Published April 14, 2020 by Rebecca Goldfine

Beckett Slayton ’21 Helps Maine Plan for Climate Change

Last September, junior Beckett Slayton joined the state's inaugural Maine Climate Council, lending his perspective to important decisions that will affect future generations.
Beckett Slayton

For its first seven months, the Maine Climate Council—which has a roster of nearly 200 people—conducted five-hour monthly meetings in Augusta. The COVID-19 crisis has not slowed it down. The last meeting Slayton attended, via videoconference, lasted six hours. "That was quite something," he said recently, via another videoconference call.

The goals of the Maine Climate Council are to recommend policy proposals to help the state reduce greenhouse gas emissions by at least 80 percent by 2050, fortify its resilience against changes wrought by greenhouse warming, and identify job prospects in a greener economy. 

Slayton, who grew up in Blue Hill, Maine, was invited to apply for a council seat as a youth by Hannah Pingree, who heads Governor Janet Mills’s Office of Policy Innovation and the Future. Pingree recommended him to the position after overhearing him give a presentation on electric school buses. (This was part of the capstone project for his summer fellowship last year with the Brunswick-based Coastal Enterprises, Inc.)

Slayton joined the council along with seven other college students. He is the only one from Bowdoin. "The council has been outspoken about wanting youth involvement," he said. "As a youth member, I see my role as pushing the council to view proposals through a broader lens and not get bogged down in politics or the feasibility of things."

Fittingly, since he had spent weeks researching electric school bus fleets, Slayton was placed on the Climate Council's transportation subcommittee, which has about thirty members.

"Transportation accounts for 54 percent of all of Maine’s carbon emissions," Slayton said. "Far and away, it is Maine’s biggest greenhouse gas emitter. And in order to reduce those emissions by 80 percent in a state as rural as Maine requires coming at it form many different angles and creative funding solutions."

Joyce Taylor and Sarah Cushman, the two chairs of the transportation subcommittee, said Slayton's participation has been critical. "In 2050, Beckett will be thirty years into his career," said Taylor, who is the chief engineer of the Maine Department of Transportation. "So it's important for someone like him to have a voice in their future."

Both Taylor and Cushman praised Slayton's contributions, especially when the topic turned to the electrification of automobiles. "He’s been great to work with," Taylor added. "He’s thoughtful, he reads the studies and looks at the information.

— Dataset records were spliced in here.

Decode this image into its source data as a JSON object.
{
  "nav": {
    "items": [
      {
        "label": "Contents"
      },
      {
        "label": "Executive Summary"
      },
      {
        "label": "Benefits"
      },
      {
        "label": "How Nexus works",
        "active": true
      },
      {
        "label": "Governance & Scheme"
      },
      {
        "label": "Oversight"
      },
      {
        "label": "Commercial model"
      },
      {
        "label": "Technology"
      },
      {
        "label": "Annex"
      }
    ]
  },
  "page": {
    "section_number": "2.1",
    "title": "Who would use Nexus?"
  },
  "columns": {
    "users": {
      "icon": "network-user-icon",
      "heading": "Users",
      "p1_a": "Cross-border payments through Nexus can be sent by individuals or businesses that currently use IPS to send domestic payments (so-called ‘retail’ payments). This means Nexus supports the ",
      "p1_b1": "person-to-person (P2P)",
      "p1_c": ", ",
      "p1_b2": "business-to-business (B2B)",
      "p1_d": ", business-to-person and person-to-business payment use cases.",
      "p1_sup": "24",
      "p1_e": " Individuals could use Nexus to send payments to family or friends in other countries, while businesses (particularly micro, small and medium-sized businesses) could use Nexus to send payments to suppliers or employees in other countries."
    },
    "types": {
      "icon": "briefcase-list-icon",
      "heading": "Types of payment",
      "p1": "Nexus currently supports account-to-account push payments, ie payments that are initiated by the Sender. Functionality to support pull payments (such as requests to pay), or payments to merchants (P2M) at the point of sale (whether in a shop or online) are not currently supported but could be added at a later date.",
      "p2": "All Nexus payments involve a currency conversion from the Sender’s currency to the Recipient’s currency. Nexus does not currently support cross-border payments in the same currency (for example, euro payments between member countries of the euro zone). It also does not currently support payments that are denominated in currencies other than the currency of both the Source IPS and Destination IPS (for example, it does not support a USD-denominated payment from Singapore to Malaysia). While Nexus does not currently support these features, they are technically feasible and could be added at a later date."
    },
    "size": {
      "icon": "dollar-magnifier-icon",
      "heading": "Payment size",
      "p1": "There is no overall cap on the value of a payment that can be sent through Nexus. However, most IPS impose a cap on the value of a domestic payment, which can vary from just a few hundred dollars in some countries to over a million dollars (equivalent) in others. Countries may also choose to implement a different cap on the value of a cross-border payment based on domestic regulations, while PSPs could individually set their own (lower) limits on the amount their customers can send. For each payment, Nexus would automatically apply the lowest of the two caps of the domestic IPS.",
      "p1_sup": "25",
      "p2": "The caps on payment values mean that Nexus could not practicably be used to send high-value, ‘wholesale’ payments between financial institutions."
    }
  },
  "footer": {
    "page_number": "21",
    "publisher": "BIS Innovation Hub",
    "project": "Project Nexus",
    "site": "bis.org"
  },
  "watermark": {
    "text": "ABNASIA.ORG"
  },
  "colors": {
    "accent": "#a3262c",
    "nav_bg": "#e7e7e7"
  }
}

He is helpful because he is not judgmental, and he’s fit into this group—which frankly is an intimidating group of people who have been picked because they either represent a community or an industry, are experts in their field, or are advocates."

The Climate Council is filled with stakeholders from across the state—leaders in business, energy, the environment, government, and technology—and at times Slayton admitted he has struggled to feel he has a legitimate voice. 

"I am in room of experts in their field, and sometimes I don’t feel like I have a place to speak on these things," he said. One way he has tackled his lack of experience is to emphasize the stakes of younger generations. Earlier in April, he organized a webinar with twenty Maine high school and college students, through the Maine Youth For Climate Justice group, to gather ideas on transforming the transportation system. "One way I have tried to strengthen my voice is to try to speak for my generation," he said.

As an environmental studies and government and legal studies major, Slayton says he's interested in working one day in the area of environmental policy. He added, however, that climate change will more and more bleed into most every area of policy. "It has become increasingly clear to me that almost any future policy field will involve consideration of climate and environmental protection," he said.  

After seven months of participating in the initial stages of policy making, Slayton has gained a new insight into government in action. "It has shown me that coming up with a climate action plan is a slow and difficult process," he said. "We can talk for a long time about ideal solutions to these questions, but the reality is when you're working with public policy, questions of money and feasibility will infringe on a lot of what we do." 

And that, he added, has piqued his interest in private sector solutions. Next year, he plans to pursue an honors project on that subject and carbon accounting in Maine's agricultural sector.